Remarks by Ambassador Verma at National Institute of Agricultural Marketing

(As Prepared for Delivery)

Additional Secretary Dalwai, High Commissioner of Afghanistan to India Dr. Shaida Mohammad Abdali, Faculty at National Institute of Agricultural Marketing (NIAM), International participants, and
Ladies and Gentlemen.

Good Afternoon. It gives me immense pleasure to welcome you all at the inauguration of the international training program on “Emerging Trends in Fruits and Vegetable Marketing” under the flagship “Feed the Future India Triangular Training Program.” As I look around this room, I see people who have travelled far and wide to participate in this two-week training at India’s premier institute — the National Institute for Agricultural Marketing here in this majestic city of Jaipur.

A few months ago, I launched the Feed the Future India Triangular Training program in the presence of Secretary of Agriculture Shri Shobhana Pattanayak and fellow Ambassadors, united by the vision that the second phase of this triangular capacity building program can achieve. This exemplifies the continued partnership between the United States and India in supporting the institutional and human resource development across Africa and Asia. Today, as I stand in front of more than 25 participants representing policy-makers, governments, private sector, and civil society from nine countries around the world, I am proud of what we have achieved.

At this juncture, I would like to thank the Government of India for its dedication and leadership in moving this initiative forward and our partner nations in Africa and Asia for their joint-commitment in helping to end extreme poverty and hunger.

U.S.-India-Africa Triangular Training Program

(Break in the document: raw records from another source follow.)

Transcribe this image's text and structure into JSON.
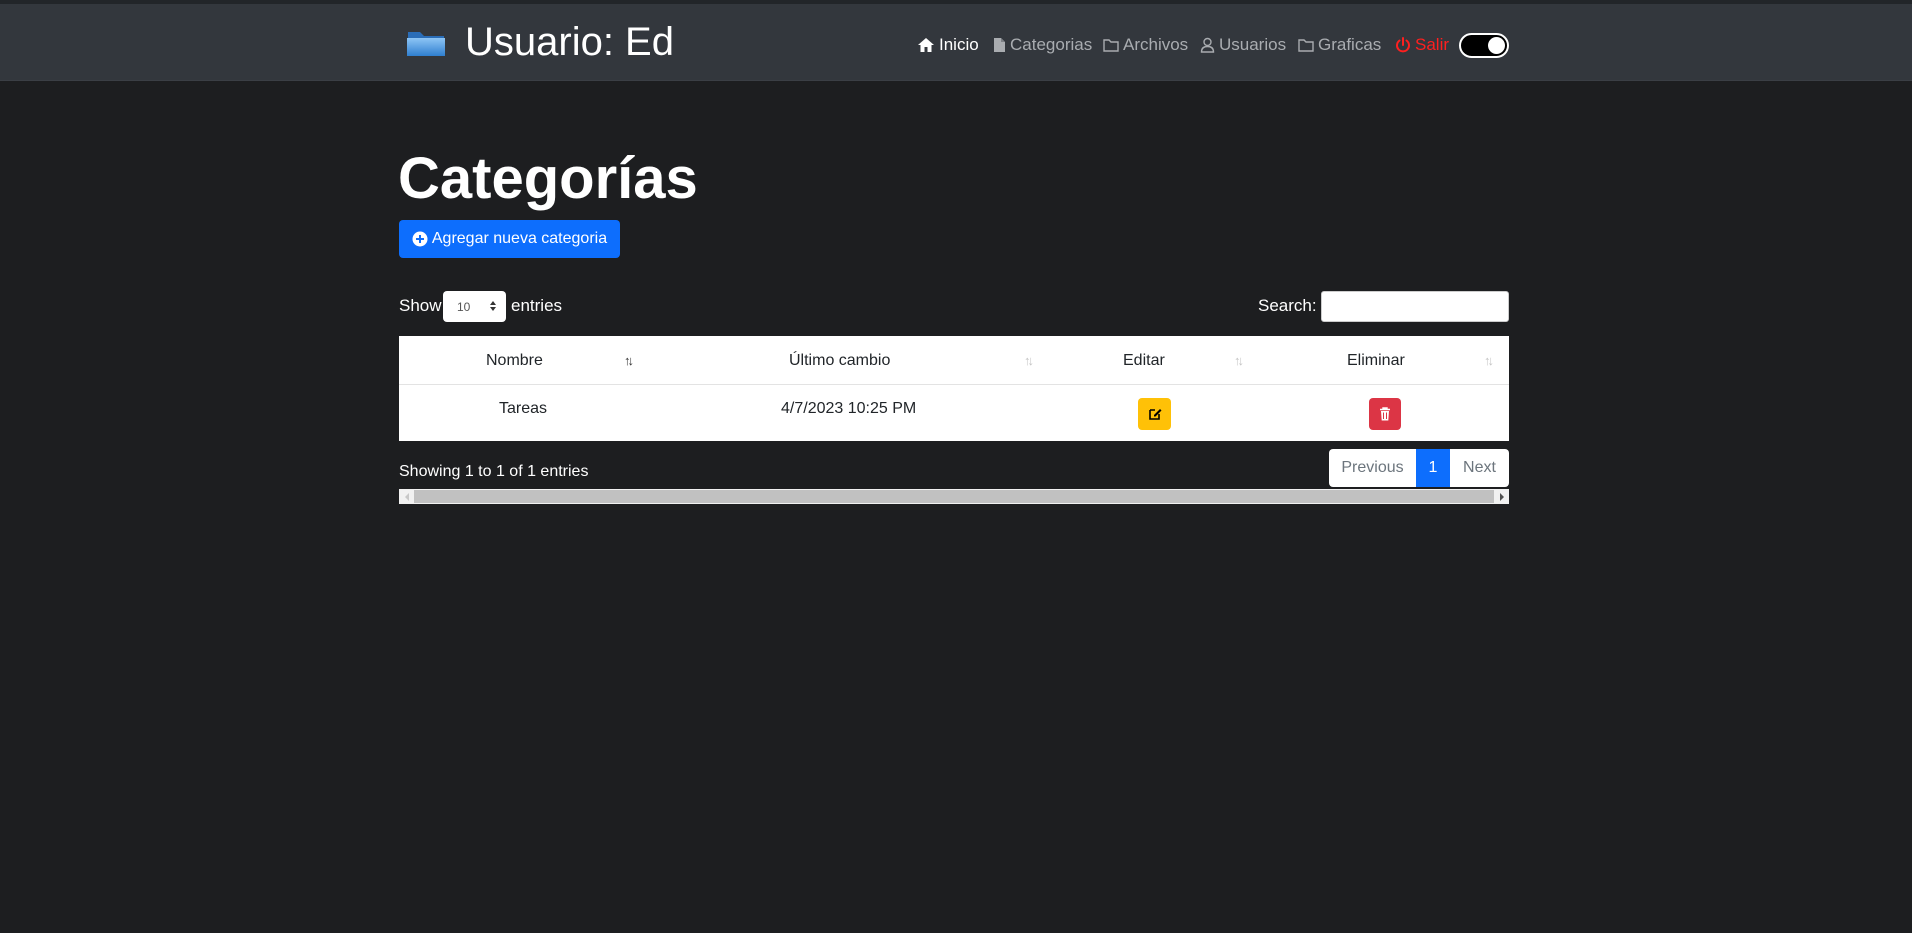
{
  "header": {
    "title": "Usuario: Ed",
    "nav": {
      "inicio": "Inicio",
      "categorias": "Categorias",
      "archivos": "Archivos",
      "usuarios": "Usuarios",
      "graficas": "Graficas",
      "salir": "Salir"
    }
  },
  "page": {
    "title": "Categorías",
    "add_button": "Agregar nueva categoria"
  },
  "table_controls": {
    "show_label": "Show",
    "page_length": "10",
    "entries_label": "entries",
    "search_label": "Search:",
    "search_value": ""
  },
  "table": {
    "columns": [
      "Nombre",
      "Último cambio",
      "Editar",
      "Eliminar"
    ],
    "rows": [
      {
        "nombre": "Tareas",
        "ultimo_cambio": "4/7/2023 10:25 PM"
      }
    ]
  },
  "footer": {
    "info": "Showing 1 to 1 of 1 entries",
    "previous": "Previous",
    "current_page": "1",
    "next": "Next"
  },
  "colors": {
    "background": "#1d1e20",
    "navbar": "#33373d",
    "primary": "#0d6efd",
    "warning": "#ffc107",
    "danger": "#dc3545",
    "logout": "#ff1f1f"
  },
  "icons": [
    "folder-icon",
    "home-icon",
    "file-icon",
    "folder-outline-icon",
    "user-icon",
    "power-icon",
    "plus-circle-icon",
    "edit-icon",
    "trash-icon"
  ]
}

This renewed partnership would not have been possible without the overwhelming success of the first phase of U.S.-India-Africa Triangular Training program, which was spearheaded by MANAGE and NIAM from 2012-2015. My predecessor, Ambassador Nancy Powell was here in 2014 to inaugurate one of the training programs that not only trained several agricultural professionals from Kenya, Liberia and Malawi, but also helped in transferring some of India’s innovative agricultural practices to these countries. It is inspiring that some of the professionals who were trained here actually went on to train thousands of farmers. Those farmers successfully adopted and are now implementing new and improved farming practices that are increasing their productivity and income.

Following the success in these three countries, India wanted to further expand its partnership with the United States in this sphere. The second phase, launched today, will help increase the agricultural productivity in these 17 respective countries through trainings that will include everything from agricultural marketing, dairy management and food processing to sharing best practices on how to prevent post-harvest losses. By harnessing the expertise and innovation of our two great countries, we are unlocking new opportunities to address global development challenges, bringing us closer to our shared objective of eliminating global poverty and hunger.

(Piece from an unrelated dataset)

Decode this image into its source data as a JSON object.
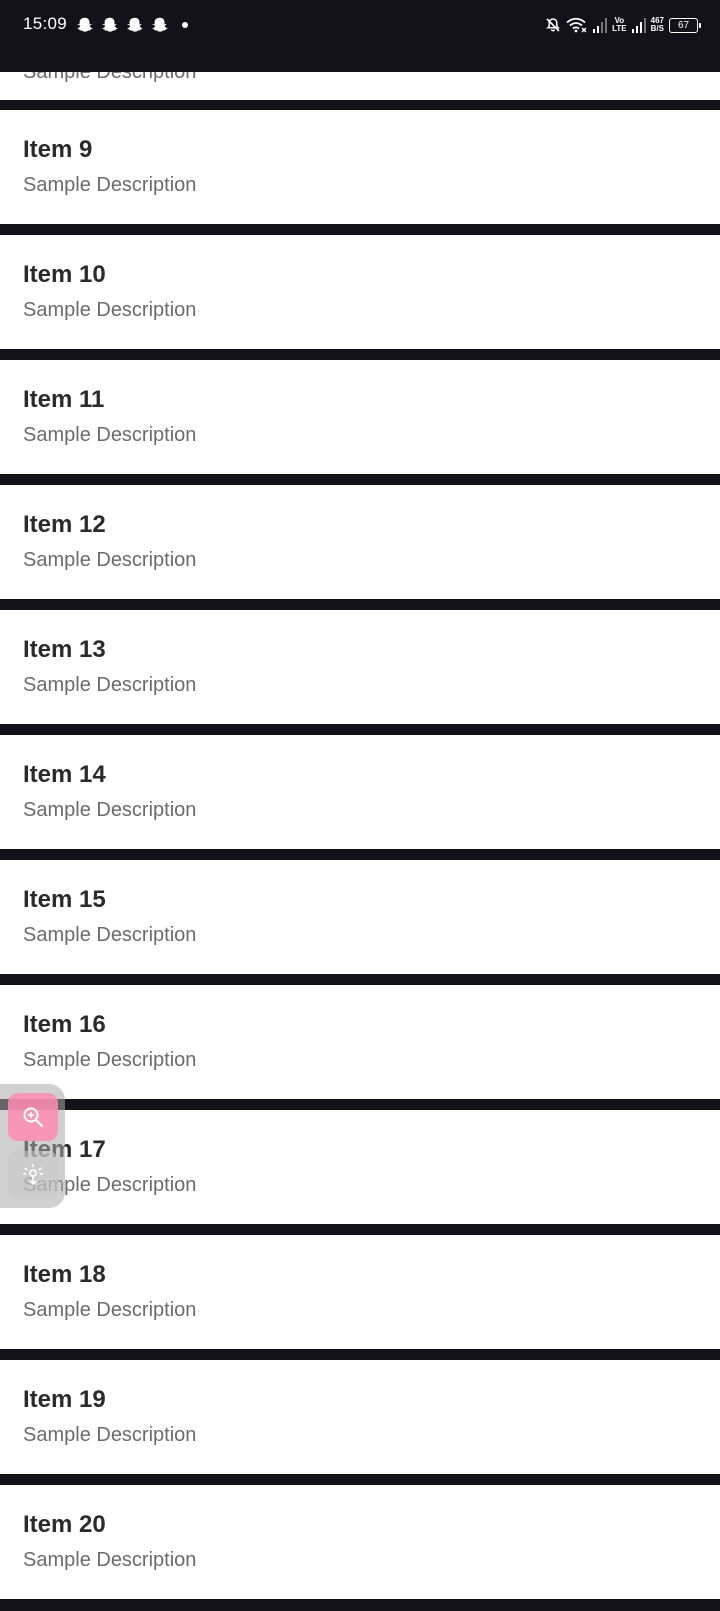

How NIAM Training Can Make a Difference

Food and agriculture systems in developing countries are quickly transforming in response to urbanization, changing dietary preferences, new technologies, and global trade opportunities. Effective policies and institutions can catalyze and accelerate the transformation of these systems, making them more equitable and sustainable. Similarly, the role of skilled workforce to ensure that institutions across the food and agricultural sector are able to adopt new technologies and implement approaches effectively cannot be overstated.

In many countries, a farmer struggles to earn even 10 percent of the price of the product that is sold in commercial markets. But, here, in India, we have many examples from the dairy and agriculture sectors where farmers are earning up to 80 percent of the market price for their products.

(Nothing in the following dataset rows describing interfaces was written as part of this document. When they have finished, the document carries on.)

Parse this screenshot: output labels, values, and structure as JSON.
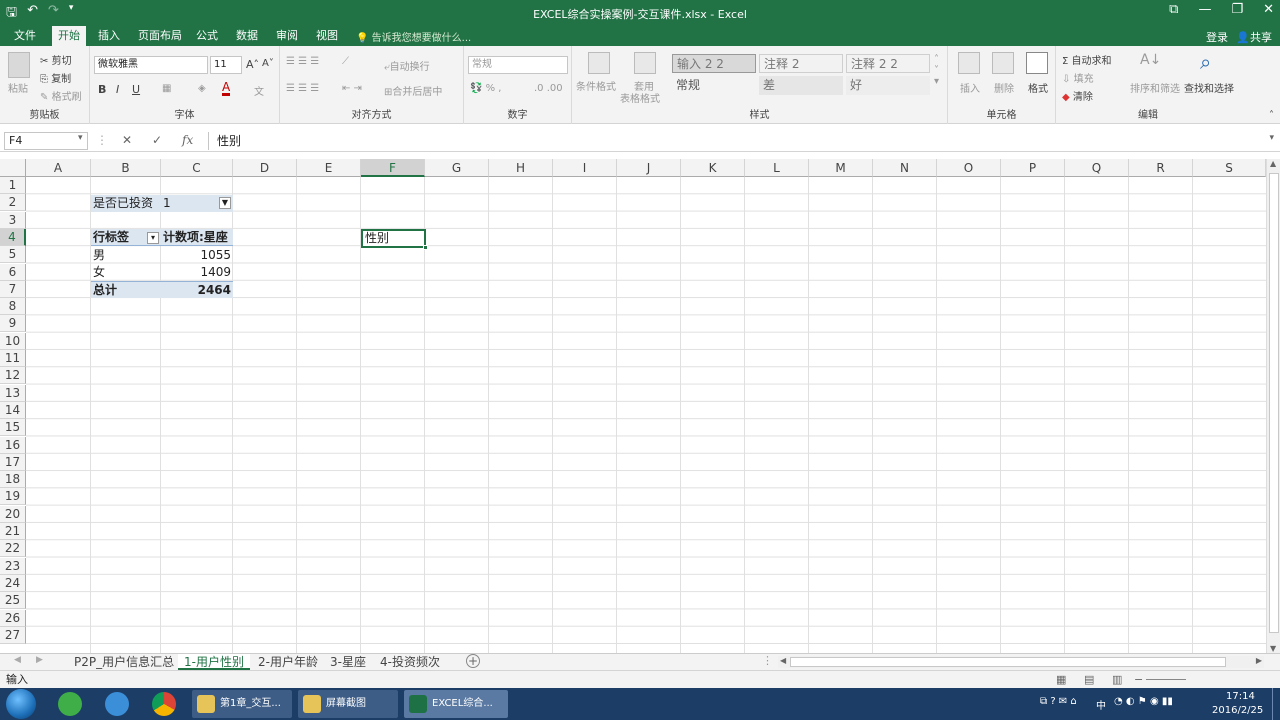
{
  "window": {
    "title": "EXCEL综合实操案例-交互课件.xlsx - Excel"
  },
  "tabs": [
    "文件",
    "开始",
    "插入",
    "页面布局",
    "公式",
    "数据",
    "审阅",
    "视图"
  ],
  "tellme": "告诉我您想要做什么...",
  "account": {
    "login": "登录",
    "share": "共享"
  },
  "ribbon": {
    "clipboard": {
      "paste": "粘贴",
      "cut": "剪切",
      "copy": "复制",
      "format_painter": "格式刷",
      "label": "剪贴板"
    },
    "font": {
      "name": "微软雅黑",
      "size": "11",
      "label": "字体"
    },
    "align": {
      "wrap": "自动换行",
      "merge": "合并后居中",
      "label": "对齐方式"
    },
    "number": {
      "format": "常规",
      "label": "数字"
    },
    "styles": {
      "cond": "条件格式",
      "table1": "套用",
      "table2": "表格格式",
      "s1": "输入 2 2",
      "s2": "注释 2",
      "s3": "注释 2 2",
      "s4": "常规",
      "s5": "差",
      "s6": "好",
      "label": "样式"
    },
    "cells": {
      "insert": "插入",
      "delete": "删除",
      "format": "格式",
      "label": "单元格"
    },
    "edit": {
      "autosum": "自动求和",
      "fill": "填充",
      "clear": "清除",
      "sort": "排序和筛选",
      "find": "查找和选择",
      "label": "编辑"
    }
  },
  "formula_bar": {
    "name_box": "F4",
    "content": "性别",
    "fx": "fx"
  },
  "columns": [
    "A",
    "B",
    "C",
    "D",
    "E",
    "F",
    "G",
    "H",
    "I",
    "J",
    "K",
    "L",
    "M",
    "N",
    "O",
    "P",
    "Q",
    "R",
    "S"
  ],
  "rows": [
    "1",
    "2",
    "3",
    "4",
    "5",
    "6",
    "7",
    "8",
    "9",
    "10",
    "11",
    "12",
    "13",
    "14",
    "15",
    "16",
    "17",
    "18",
    "19",
    "20",
    "21",
    "22",
    "23",
    "24",
    "25",
    "26",
    "27"
  ],
  "pivot": {
    "filter_label": "是否已投资",
    "filter_value": "1",
    "row_label": "行标签",
    "value_label": "计数项:星座",
    "rows": [
      {
        "label": "男",
        "value": "1055"
      },
      {
        "label": "女",
        "value": "1409"
      }
    ],
    "total_label": "总计",
    "total_value": "2464"
  },
  "active_cell_text": "性别",
  "sheets": [
    "P2P_用户信息汇总",
    "1-用户性别",
    "2-用户年龄",
    "3-星座",
    "4-投资频次"
  ],
  "status": {
    "mode": "输入"
  },
  "taskbar": {
    "items": [
      {
        "label": "第1章_交互..."
      },
      {
        "label": "屏幕截图"
      },
      {
        "label": "EXCEL综合..."
      }
    ],
    "time": "17:14",
    "date": "2016/2/25",
    "ime": "中"
  }
}
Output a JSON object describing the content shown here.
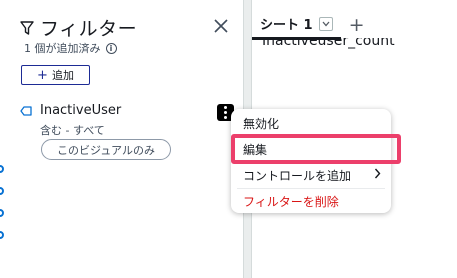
{
  "filter_panel": {
    "title": "フィルター",
    "subtitle": "1 個が追加済み",
    "add_button": "追加",
    "filter": {
      "name": "InactiveUser",
      "condition": "含む - すべて",
      "scope": "このビジュアルのみ"
    }
  },
  "sheet": {
    "tab_label": "シート 1",
    "visual_title": "Inactiveuser_count"
  },
  "context_menu": {
    "items": [
      {
        "label": "無効化"
      },
      {
        "label": "編集"
      },
      {
        "label": "コントロールを追加"
      },
      {
        "label": "フィルターを削除"
      }
    ]
  },
  "colors": {
    "highlight": "#ec3f6b",
    "danger": "#d91515",
    "accent": "#1d2b95"
  },
  "icons": [
    "filter-icon",
    "close-icon",
    "info-icon",
    "plus-icon",
    "tag-icon",
    "more-vertical-icon",
    "chevron-down-icon",
    "plus-icon",
    "chevron-right-icon"
  ]
}
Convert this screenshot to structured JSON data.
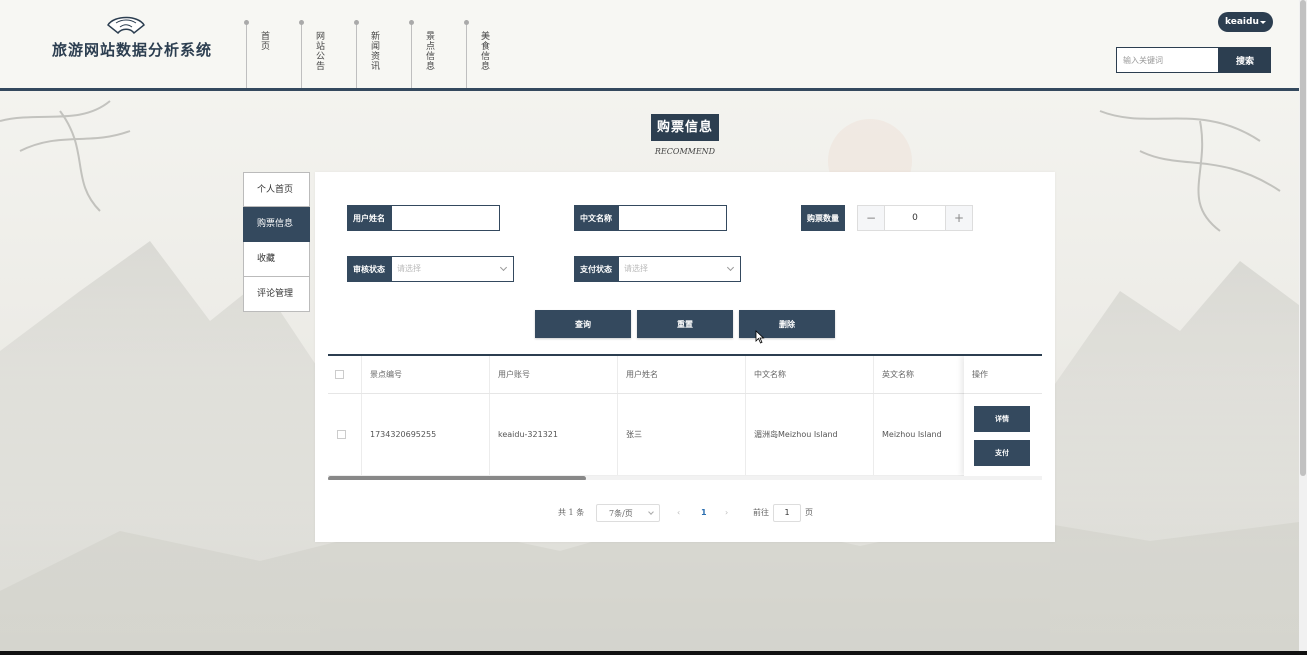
{
  "header": {
    "site_title": "旅游网站数据分析系统",
    "nav": [
      {
        "label": "首页"
      },
      {
        "label": "网站公告"
      },
      {
        "label": "新闻资讯"
      },
      {
        "label": "景点信息"
      },
      {
        "label": "美食信息"
      }
    ],
    "user_name": "keaidu",
    "search_placeholder": "输入关键词",
    "search_button": "搜索"
  },
  "page": {
    "title": "购票信息",
    "subtitle": "RECOMMEND"
  },
  "side_menu": [
    {
      "label": "个人首页",
      "active": false
    },
    {
      "label": "购票信息",
      "active": true
    },
    {
      "label": "收藏",
      "active": false
    },
    {
      "label": "评论管理",
      "active": false
    }
  ],
  "filters": {
    "username_label": "用户姓名",
    "cn_name_label": "中文名称",
    "quantity_label": "购票数量",
    "quantity_value": "0",
    "quantity_minus": "−",
    "quantity_plus": "+",
    "review_label": "审核状态",
    "review_placeholder": "请选择",
    "pay_label": "支付状态",
    "pay_placeholder": "请选择"
  },
  "actions": {
    "query": "查询",
    "reset": "重置",
    "delete": "删除"
  },
  "table": {
    "columns": [
      "景点编号",
      "用户账号",
      "用户姓名",
      "中文名称",
      "英文名称"
    ],
    "op_header": "操作",
    "rows": [
      {
        "cells": [
          "1734320695255",
          "keaidu-321321",
          "张三",
          "湄洲岛Meizhou Island",
          "Meizhou Island"
        ],
        "detail": "详情",
        "pay": "支付"
      }
    ]
  },
  "pagination": {
    "total_prefix": "共",
    "total": "1",
    "total_suffix": "条",
    "page_size": "7条/页",
    "prev": "‹",
    "current": "1",
    "next": "›",
    "goto_prefix": "前往",
    "goto_value": "1",
    "goto_suffix": "页"
  },
  "colors": {
    "primary": "#34495e",
    "header_line": "#34495e",
    "link": "#2c6fb0"
  }
}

To become financially viable, a farmer needs to adjust their cropping pattern to suit current market trends. It’s essential that they understand market requirements and align their crop cultivation to meet those demands. For example, a small-holder farmer from Tamil Nadu named Mr. Muthu uses his half-plot to grow jasmine and citrus. By understanding market demands and adjusting his crops to meet those demands, he now has an annual income of more than Rs. 4 lakh. This is because he is able to market the top quality citrus he produces directly to global retailers and attract extremely good prices.

Farmers like Mr. Muthu show how marketing and a knowledge of food safety and quality requirements can transform farmer incomes, and that’s exactly what this training program is about. NIAM will train you on the areas related to global trends in fruits and vegetable marketing, understanding food safety and quality requirements, and how to use technology as an enabling force. Collectively, these strategies have the potential to create an environment conducive to investment and entrepreneurial development.

Let me close by reiterating the vision laid out by President Obama and Prime Minister Modi last month. They called on the United States and India to work together for the global good to combat climate change, promote global health and food security, and ensure continued regional integration and stability in Africa and Asia. This new triangular initiative marks a major step toward realizing our leaders’ vision.

As Prime Minister Modi said in his recent address to the U.S. Congress, “A strong India-U.S. partnership can anchor peace, prosperity and stability from Asia to Africa and from Indian Ocean to the Pacific.” We couldn’t agree more. Our shared goal for a better world is strong. Let us continue our work together and honor the legacy of Dr. Norman Borlaug.

I urge you to emulate some of these great examples and replicate it back home. Thank you.